__Records contained in a dataset__:
══════════

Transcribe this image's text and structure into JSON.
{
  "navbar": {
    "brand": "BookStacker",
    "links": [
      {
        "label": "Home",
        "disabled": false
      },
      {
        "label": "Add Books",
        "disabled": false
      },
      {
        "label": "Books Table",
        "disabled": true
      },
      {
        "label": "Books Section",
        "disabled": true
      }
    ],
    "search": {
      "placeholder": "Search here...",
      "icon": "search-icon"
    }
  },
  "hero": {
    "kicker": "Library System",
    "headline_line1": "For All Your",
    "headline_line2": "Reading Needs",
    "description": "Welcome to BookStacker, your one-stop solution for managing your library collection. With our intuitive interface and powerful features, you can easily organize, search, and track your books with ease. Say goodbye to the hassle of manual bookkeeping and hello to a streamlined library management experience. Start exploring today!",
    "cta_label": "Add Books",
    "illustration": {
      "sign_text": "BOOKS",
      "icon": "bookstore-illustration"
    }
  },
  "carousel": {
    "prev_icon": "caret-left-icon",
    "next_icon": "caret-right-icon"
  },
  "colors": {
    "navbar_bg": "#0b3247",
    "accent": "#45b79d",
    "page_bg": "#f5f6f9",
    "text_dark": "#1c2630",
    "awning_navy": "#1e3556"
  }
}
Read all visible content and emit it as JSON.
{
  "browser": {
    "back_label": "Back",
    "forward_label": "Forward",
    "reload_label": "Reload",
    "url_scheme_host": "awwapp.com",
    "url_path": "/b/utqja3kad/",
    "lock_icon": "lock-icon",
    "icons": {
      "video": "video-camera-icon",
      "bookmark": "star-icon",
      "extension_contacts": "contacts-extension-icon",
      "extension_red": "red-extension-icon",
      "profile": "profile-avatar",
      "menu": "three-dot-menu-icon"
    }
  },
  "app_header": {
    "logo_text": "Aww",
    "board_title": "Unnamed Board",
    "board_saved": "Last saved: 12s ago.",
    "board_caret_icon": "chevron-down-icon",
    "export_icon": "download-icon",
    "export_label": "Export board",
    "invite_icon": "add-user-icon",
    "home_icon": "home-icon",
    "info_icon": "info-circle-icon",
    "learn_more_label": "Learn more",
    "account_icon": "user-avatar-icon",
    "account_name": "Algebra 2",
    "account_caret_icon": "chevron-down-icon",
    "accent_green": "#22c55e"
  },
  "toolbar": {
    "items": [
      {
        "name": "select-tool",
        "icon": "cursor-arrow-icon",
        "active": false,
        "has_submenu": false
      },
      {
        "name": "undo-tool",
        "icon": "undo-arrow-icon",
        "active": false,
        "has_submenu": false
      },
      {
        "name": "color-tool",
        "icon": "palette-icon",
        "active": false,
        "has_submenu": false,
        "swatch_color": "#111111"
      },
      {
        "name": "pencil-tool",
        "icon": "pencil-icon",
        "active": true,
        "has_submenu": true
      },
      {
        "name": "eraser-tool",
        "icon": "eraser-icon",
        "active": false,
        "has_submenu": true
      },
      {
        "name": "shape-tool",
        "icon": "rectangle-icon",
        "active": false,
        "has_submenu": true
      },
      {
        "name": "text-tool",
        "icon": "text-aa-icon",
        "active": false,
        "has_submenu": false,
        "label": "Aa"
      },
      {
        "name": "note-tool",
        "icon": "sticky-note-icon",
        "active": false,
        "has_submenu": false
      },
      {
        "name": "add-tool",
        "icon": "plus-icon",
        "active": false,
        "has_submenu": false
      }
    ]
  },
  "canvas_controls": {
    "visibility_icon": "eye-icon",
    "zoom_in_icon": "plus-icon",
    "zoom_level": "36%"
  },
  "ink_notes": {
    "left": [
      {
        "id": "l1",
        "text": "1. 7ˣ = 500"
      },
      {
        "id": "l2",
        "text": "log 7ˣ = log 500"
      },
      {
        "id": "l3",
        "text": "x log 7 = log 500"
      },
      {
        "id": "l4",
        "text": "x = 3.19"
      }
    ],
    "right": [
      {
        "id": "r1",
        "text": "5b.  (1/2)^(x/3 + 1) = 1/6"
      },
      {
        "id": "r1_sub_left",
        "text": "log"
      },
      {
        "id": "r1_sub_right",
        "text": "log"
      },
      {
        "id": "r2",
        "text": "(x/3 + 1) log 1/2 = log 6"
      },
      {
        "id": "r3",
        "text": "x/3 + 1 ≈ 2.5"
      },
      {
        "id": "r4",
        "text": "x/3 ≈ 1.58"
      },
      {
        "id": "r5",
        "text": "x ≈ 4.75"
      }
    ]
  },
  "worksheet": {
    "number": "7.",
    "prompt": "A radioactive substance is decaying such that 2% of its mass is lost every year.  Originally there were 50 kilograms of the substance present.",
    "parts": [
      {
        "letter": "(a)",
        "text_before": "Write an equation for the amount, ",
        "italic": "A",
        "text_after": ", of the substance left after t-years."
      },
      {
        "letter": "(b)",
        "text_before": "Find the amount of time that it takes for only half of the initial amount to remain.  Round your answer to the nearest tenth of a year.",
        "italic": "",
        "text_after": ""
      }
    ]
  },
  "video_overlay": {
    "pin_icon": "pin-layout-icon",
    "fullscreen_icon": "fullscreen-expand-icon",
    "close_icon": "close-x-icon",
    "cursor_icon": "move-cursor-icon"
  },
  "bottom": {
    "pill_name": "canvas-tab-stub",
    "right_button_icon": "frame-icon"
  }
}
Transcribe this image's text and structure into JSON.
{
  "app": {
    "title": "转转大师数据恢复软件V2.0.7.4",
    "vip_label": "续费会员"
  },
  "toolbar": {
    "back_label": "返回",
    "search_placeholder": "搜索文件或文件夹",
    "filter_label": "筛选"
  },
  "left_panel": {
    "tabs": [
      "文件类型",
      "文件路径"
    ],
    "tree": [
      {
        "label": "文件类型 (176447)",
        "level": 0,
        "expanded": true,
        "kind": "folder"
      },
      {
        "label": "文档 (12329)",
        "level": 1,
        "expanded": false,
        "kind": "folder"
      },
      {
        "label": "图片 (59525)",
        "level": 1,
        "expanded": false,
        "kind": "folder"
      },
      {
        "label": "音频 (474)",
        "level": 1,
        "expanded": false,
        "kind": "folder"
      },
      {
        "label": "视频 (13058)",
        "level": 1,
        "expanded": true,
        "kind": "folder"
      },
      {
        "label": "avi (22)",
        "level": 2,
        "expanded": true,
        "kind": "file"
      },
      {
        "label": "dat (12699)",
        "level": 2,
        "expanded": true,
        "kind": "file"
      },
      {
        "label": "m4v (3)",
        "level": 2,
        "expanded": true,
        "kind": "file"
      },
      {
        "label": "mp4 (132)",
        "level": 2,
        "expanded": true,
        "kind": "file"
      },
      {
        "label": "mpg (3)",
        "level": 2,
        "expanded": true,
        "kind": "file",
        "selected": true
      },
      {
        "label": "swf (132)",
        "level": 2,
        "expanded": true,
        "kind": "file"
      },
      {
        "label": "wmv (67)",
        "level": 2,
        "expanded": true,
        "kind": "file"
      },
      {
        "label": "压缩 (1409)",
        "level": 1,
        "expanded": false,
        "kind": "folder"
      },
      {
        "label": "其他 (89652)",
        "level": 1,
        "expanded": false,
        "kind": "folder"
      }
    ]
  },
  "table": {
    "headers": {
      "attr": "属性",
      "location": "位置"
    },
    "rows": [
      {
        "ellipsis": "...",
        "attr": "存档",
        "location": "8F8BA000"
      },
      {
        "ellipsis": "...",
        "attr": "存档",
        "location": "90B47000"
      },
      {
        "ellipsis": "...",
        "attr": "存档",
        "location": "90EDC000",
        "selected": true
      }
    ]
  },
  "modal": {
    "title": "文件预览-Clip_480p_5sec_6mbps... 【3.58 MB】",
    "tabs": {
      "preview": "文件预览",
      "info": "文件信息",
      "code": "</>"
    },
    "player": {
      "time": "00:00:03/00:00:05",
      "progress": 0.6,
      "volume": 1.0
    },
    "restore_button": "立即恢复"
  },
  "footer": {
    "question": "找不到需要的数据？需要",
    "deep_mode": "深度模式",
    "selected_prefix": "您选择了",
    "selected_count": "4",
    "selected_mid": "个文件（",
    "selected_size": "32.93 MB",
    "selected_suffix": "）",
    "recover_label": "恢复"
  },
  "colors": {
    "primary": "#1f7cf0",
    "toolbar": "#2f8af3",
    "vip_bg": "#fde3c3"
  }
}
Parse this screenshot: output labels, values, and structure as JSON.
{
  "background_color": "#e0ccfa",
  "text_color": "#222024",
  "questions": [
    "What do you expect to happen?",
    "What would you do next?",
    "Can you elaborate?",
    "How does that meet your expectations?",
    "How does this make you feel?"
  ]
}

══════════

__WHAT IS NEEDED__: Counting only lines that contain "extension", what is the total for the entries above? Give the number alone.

__WORKED SOLUTION__: 2